The "Sacred History" of Euhemerus of Messene
In his utopian novel Hiera Anagraphe (Sacred History) Euhemerus of Messene (ca. 300 B.C.) describes his travel to the island Panchaia in the Indian Ocean where he discovered an inscribed stele in the temple of Zeus Triphylius. It turned out that the Olympian gods (Uranos, Kronos, Zeus) were deified kings. The travels of Zeus allowed to describe peoples and places all over the world. Winiarczyk investigates the sources of the theological views of Euhemerus. He proves that Euhemerus’ religious views were rooted in old Greek tradition (the worship of heroes, gods as founders of their own cult, tombs of gods, euergetism, rationalistic interpretation of myths, the explanations of the origin of religion by the sophists, the ruler cult). The description of the Panchaian society is intended to suggest an archaic and closed culture, in which the stele recording res gestae of the deified kings might have been preserved.
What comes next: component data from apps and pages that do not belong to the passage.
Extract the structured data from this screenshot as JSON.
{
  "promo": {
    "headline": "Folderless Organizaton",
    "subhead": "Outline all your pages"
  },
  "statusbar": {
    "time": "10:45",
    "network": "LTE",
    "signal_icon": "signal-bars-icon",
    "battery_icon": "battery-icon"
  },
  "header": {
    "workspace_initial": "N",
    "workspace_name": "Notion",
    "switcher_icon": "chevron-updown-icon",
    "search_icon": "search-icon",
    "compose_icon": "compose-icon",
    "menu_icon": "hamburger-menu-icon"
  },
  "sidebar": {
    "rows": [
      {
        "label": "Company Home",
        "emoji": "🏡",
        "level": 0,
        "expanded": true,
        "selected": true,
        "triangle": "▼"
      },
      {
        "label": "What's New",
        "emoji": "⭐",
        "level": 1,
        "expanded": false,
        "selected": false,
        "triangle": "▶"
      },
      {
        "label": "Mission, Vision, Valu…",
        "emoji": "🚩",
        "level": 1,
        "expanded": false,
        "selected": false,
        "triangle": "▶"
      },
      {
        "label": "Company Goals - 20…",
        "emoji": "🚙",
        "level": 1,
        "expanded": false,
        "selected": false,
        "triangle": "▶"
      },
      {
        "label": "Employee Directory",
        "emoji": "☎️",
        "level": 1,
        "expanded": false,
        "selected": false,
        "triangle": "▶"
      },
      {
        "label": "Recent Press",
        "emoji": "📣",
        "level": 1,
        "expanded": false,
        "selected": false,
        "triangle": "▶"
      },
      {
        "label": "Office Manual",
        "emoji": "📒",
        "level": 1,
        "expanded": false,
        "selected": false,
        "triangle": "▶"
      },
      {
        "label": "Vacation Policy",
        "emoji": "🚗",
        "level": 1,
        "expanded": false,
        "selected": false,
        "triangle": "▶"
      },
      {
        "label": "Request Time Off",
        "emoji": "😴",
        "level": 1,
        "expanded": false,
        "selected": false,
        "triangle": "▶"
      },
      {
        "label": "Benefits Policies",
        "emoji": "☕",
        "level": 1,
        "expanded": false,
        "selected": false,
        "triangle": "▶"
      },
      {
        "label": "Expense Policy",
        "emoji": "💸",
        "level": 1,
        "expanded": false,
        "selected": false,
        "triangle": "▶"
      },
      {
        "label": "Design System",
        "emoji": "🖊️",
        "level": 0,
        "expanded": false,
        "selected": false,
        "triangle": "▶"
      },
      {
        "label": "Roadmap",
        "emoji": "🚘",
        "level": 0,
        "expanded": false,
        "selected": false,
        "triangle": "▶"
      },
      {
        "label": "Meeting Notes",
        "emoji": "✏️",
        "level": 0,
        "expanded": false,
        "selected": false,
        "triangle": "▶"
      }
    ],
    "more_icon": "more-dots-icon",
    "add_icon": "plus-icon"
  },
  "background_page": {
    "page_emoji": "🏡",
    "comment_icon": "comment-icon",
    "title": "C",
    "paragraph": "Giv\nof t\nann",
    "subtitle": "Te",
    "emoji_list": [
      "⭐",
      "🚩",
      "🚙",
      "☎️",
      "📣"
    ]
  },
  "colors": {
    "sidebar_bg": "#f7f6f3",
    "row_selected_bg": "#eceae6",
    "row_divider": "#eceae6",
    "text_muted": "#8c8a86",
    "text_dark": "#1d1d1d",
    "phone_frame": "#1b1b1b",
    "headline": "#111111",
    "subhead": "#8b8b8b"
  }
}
The translation of Ennius’ Euhemerus sive Sacra historia (ca. 200 - ca. 194) is a free prose rendering, which Lactantius knew only indirectly. The book is concluded by a short history of Euhemerism in the pagan, Christian and Jewish literature.